** Opening Data provided block **
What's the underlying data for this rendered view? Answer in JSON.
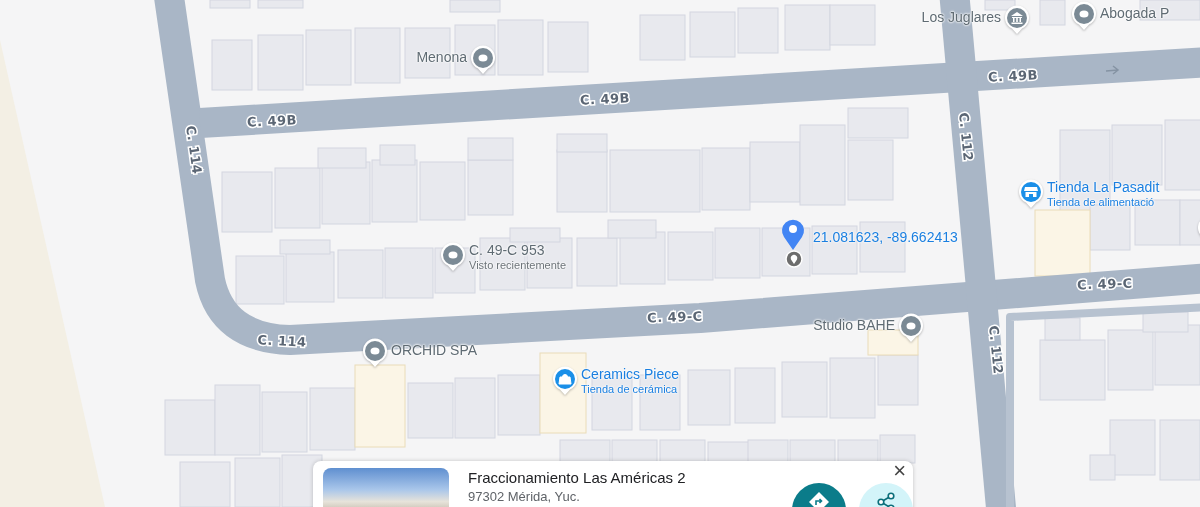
{
  "map": {
    "streets": [
      {
        "label": "C. 49B"
      },
      {
        "label": "C. 49B"
      },
      {
        "label": "C. 49B"
      },
      {
        "label": "C. 114"
      },
      {
        "label": "C. 114"
      },
      {
        "label": "C. 112"
      },
      {
        "label": "C. 112"
      },
      {
        "label": "C. 49-C"
      },
      {
        "label": "C. 49-C"
      }
    ],
    "places": [
      {
        "name": "Menona",
        "kind": "generic"
      },
      {
        "name": "Los Juglares",
        "kind": "landmark"
      },
      {
        "name": "Abogada P",
        "kind": "generic"
      },
      {
        "name": "Tienda La Pasadit",
        "kind": "store",
        "subtitle": "Tienda de alimentació"
      },
      {
        "name": "C. 49-C 953",
        "kind": "recent",
        "subtitle": "Visto recientemente"
      },
      {
        "name": "Studio BAHE",
        "kind": "generic"
      },
      {
        "name": "ORCHID SPA",
        "kind": "generic"
      },
      {
        "name": "Ceramics Piece",
        "kind": "shop",
        "subtitle": "Tienda de cerámica"
      }
    ],
    "dropped_pin": {
      "coordinates": "21.081623, -89.662413"
    }
  },
  "place_card": {
    "title": "Fraccionamiento Las Américas 2",
    "address": "97302 Mérida, Yuc.",
    "close": "×"
  }
}
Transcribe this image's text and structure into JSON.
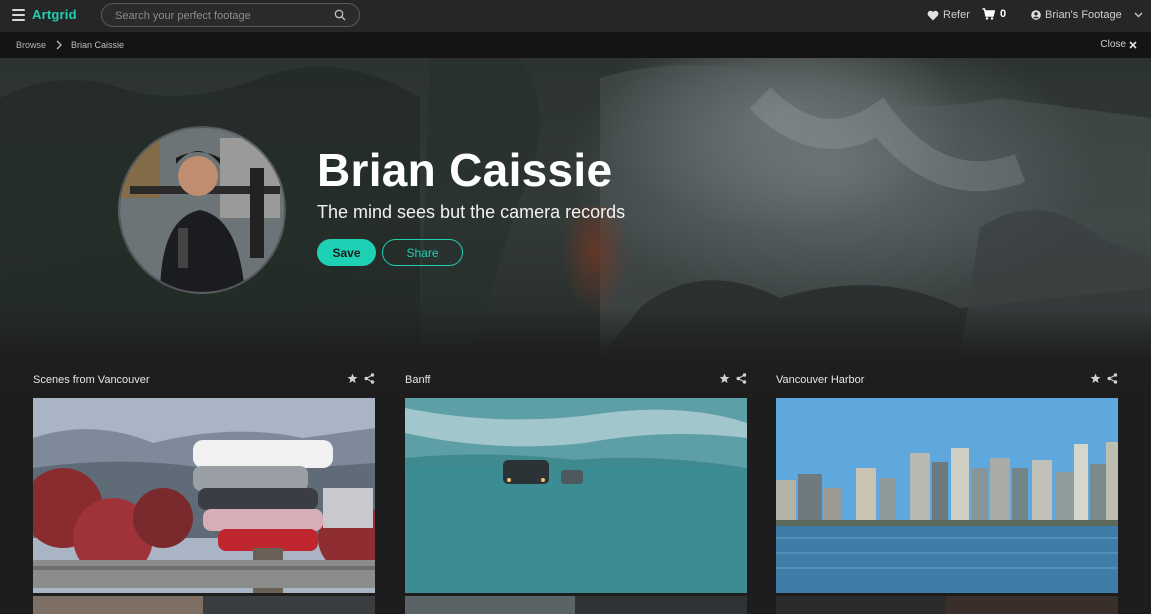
{
  "header": {
    "logo": "Artgrid",
    "search_placeholder": "Search your perfect footage",
    "refer_label": "Refer",
    "cart_count": "0",
    "account_label": "Brian's Footage"
  },
  "breadcrumb": {
    "items": [
      "Browse",
      "Brian Caissie"
    ],
    "close_label": "Close"
  },
  "profile": {
    "name": "Brian Caissie",
    "tagline": "The mind sees but the camera records",
    "save_label": "Save",
    "share_label": "Share"
  },
  "collections": [
    {
      "title": "Scenes from Vancouver"
    },
    {
      "title": "Banff"
    },
    {
      "title": "Vancouver Harbor"
    }
  ],
  "colors": {
    "accent": "#1fd1b4",
    "topbar": "#262626",
    "background": "#1e1e1e"
  }
}
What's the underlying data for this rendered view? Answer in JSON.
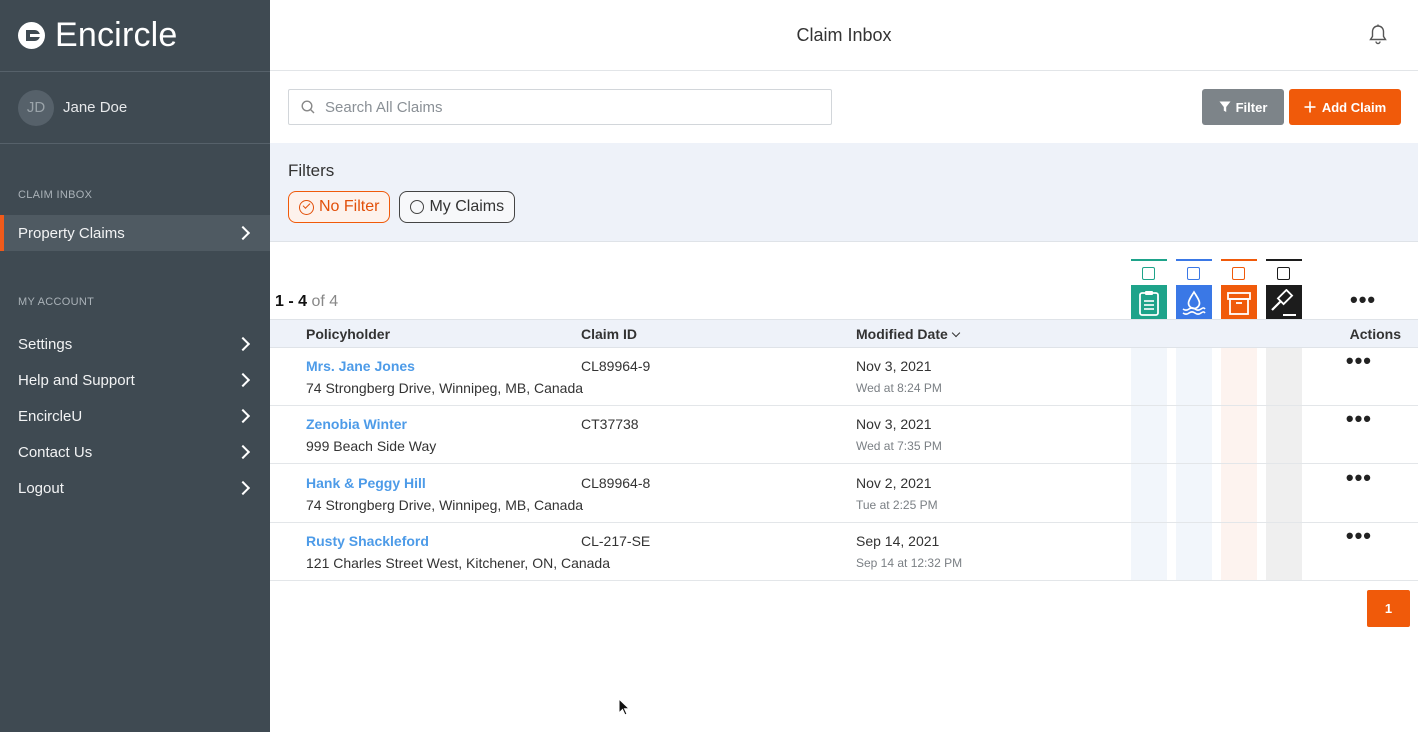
{
  "brand": {
    "name": "Encircle"
  },
  "user": {
    "initials": "JD",
    "name": "Jane Doe"
  },
  "sidebar": {
    "section_claims": "CLAIM INBOX",
    "claims_items": [
      {
        "label": "Property Claims",
        "active": true
      }
    ],
    "section_account": "MY ACCOUNT",
    "account_items": [
      {
        "label": "Settings"
      },
      {
        "label": "Help and Support"
      },
      {
        "label": "EncircleU"
      },
      {
        "label": "Contact Us"
      },
      {
        "label": "Logout"
      }
    ]
  },
  "header": {
    "title": "Claim Inbox",
    "icon": "bell-icon"
  },
  "toolbar": {
    "search_placeholder": "Search All Claims",
    "filter_label": "Filter",
    "add_label": "Add Claim"
  },
  "filters": {
    "title": "Filters",
    "chips": [
      {
        "label": "No Filter",
        "selected": true
      },
      {
        "label": "My Claims",
        "selected": false
      }
    ]
  },
  "results": {
    "range": "1 - 4",
    "of_label": "of 4",
    "claim_types": [
      {
        "name": "clipboard-icon",
        "color": "#1ea38a"
      },
      {
        "name": "water-drop-icon",
        "color": "#3a78e6"
      },
      {
        "name": "archive-box-icon",
        "color": "#f05a0a"
      },
      {
        "name": "gavel-icon",
        "color": "#1c1c1c"
      }
    ]
  },
  "table": {
    "columns": {
      "policyholder": "Policyholder",
      "claim_id": "Claim ID",
      "modified": "Modified Date",
      "actions": "Actions"
    },
    "rows": [
      {
        "name": "Mrs. Jane Jones",
        "address": "74 Strongberg Drive, Winnipeg, MB, Canada",
        "claim_id": "CL89964-9",
        "date": "Nov 3, 2021",
        "time": "Wed at 8:24 PM"
      },
      {
        "name": "Zenobia Winter",
        "address": "999 Beach Side Way",
        "claim_id": "CT37738",
        "date": "Nov 3, 2021",
        "time": "Wed at 7:35 PM"
      },
      {
        "name": "Hank & Peggy Hill",
        "address": "74 Strongberg Drive, Winnipeg, MB, Canada",
        "claim_id": "CL89964-8",
        "date": "Nov 2, 2021",
        "time": "Tue at 2:25 PM"
      },
      {
        "name": "Rusty Shackleford",
        "address": "121 Charles Street West, Kitchener, ON, Canada",
        "claim_id": "CL-217-SE",
        "date": "Sep 14, 2021",
        "time": "Sep 14 at 12:32 PM"
      }
    ]
  },
  "pagination": {
    "current": "1"
  }
}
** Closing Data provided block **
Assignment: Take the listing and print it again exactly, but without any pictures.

Problem solution:
What's the underlying data for this rendered view? Answer in JSON.
{
  "map": {
    "streets": [
      {
        "label": "C. 49B"
      },
      {
        "label": "C. 49B"
      },
      {
        "label": "C. 49B"
      },
      {
        "label": "C. 114"
      },
      {
        "label": "C. 114"
      },
      {
        "label": "C. 112"
      },
      {
        "label": "C. 112"
      },
      {
        "label": "C. 49-C"
      },
      {
        "label": "C. 49-C"
      }
    ],
    "places": [
      {
        "name": "Menona",
        "kind": "generic"
      },
      {
        "name": "Los Juglares",
        "kind": "landmark"
      },
      {
        "name": "Abogada P",
        "kind": "generic"
      },
      {
        "name": "Tienda La Pasadit",
        "kind": "store",
        "subtitle": "Tienda de alimentació"
      },
      {
        "name": "C. 49-C 953",
        "kind": "recent",
        "subtitle": "Visto recientemente"
      },
      {
        "name": "Studio BAHE",
        "kind": "generic"
      },
      {
        "name": "ORCHID SPA",
        "kind": "generic"
      },
      {
        "name": "Ceramics Piece",
        "kind": "shop",
        "subtitle": "Tienda de cerámica"
      }
    ],
    "dropped_pin": {
      "coordinates": "21.081623, -89.662413"
    }
  },
  "place_card": {
    "title": "Fraccionamiento Las Américas 2",
    "address": "97302 Mérida, Yuc.",
    "close": "×"
  }
}
Transcribe this image's text and structure into JSON.
{
  "header": {
    "logo": "Artgrid",
    "search_placeholder": "Search your perfect footage",
    "refer_label": "Refer",
    "cart_count": "0",
    "account_label": "Brian's Footage"
  },
  "breadcrumb": {
    "items": [
      "Browse",
      "Brian Caissie"
    ],
    "close_label": "Close"
  },
  "profile": {
    "name": "Brian Caissie",
    "tagline": "The mind sees but the camera records",
    "save_label": "Save",
    "share_label": "Share"
  },
  "collections": [
    {
      "title": "Scenes from Vancouver"
    },
    {
      "title": "Banff"
    },
    {
      "title": "Vancouver Harbor"
    }
  ],
  "colors": {
    "accent": "#1fd1b4",
    "topbar": "#262626",
    "background": "#1e1e1e"
  }
}
What's the underlying data for this rendered view? Answer in JSON.
{
  "brand": {
    "name": "Encircle"
  },
  "user": {
    "initials": "JD",
    "name": "Jane Doe"
  },
  "sidebar": {
    "section_claims": "CLAIM INBOX",
    "claims_items": [
      {
        "label": "Property Claims",
        "active": true
      }
    ],
    "section_account": "MY ACCOUNT",
    "account_items": [
      {
        "label": "Settings"
      },
      {
        "label": "Help and Support"
      },
      {
        "label": "EncircleU"
      },
      {
        "label": "Contact Us"
      },
      {
        "label": "Logout"
      }
    ]
  },
  "header": {
    "title": "Claim Inbox",
    "icon": "bell-icon"
  },
  "toolbar": {
    "search_placeholder": "Search All Claims",
    "filter_label": "Filter",
    "add_label": "Add Claim"
  },
  "filters": {
    "title": "Filters",
    "chips": [
      {
        "label": "No Filter",
        "selected": true
      },
      {
        "label": "My Claims",
        "selected": false
      }
    ]
  },
  "results": {
    "range": "1 - 4",
    "of_label": "of 4",
    "claim_types": [
      {
        "name": "clipboard-icon",
        "color": "#1ea38a"
      },
      {
        "name": "water-drop-icon",
        "color": "#3a78e6"
      },
      {
        "name": "archive-box-icon",
        "color": "#f05a0a"
      },
      {
        "name": "gavel-icon",
        "color": "#1c1c1c"
      }
    ]
  },
  "table": {
    "columns": {
      "policyholder": "Policyholder",
      "claim_id": "Claim ID",
      "modified": "Modified Date",
      "actions": "Actions"
    },
    "rows": [
      {
        "name": "Mrs. Jane Jones",
        "address": "74 Strongberg Drive, Winnipeg, MB, Canada",
        "claim_id": "CL89964-9",
        "date": "Nov 3, 2021",
        "time": "Wed at 8:24 PM"
      },
      {
        "name": "Zenobia Winter",
        "address": "999 Beach Side Way",
        "claim_id": "CT37738",
        "date": "Nov 3, 2021",
        "time": "Wed at 7:35 PM"
      },
      {
        "name": "Hank & Peggy Hill",
        "address": "74 Strongberg Drive, Winnipeg, MB, Canada",
        "claim_id": "CL89964-8",
        "date": "Nov 2, 2021",
        "time": "Tue at 2:25 PM"
      },
      {
        "name": "Rusty Shackleford",
        "address": "121 Charles Street West, Kitchener, ON, Canada",
        "claim_id": "CL-217-SE",
        "date": "Sep 14, 2021",
        "time": "Sep 14 at 12:32 PM"
      }
    ]
  },
  "pagination": {
    "current": "1"
  }
}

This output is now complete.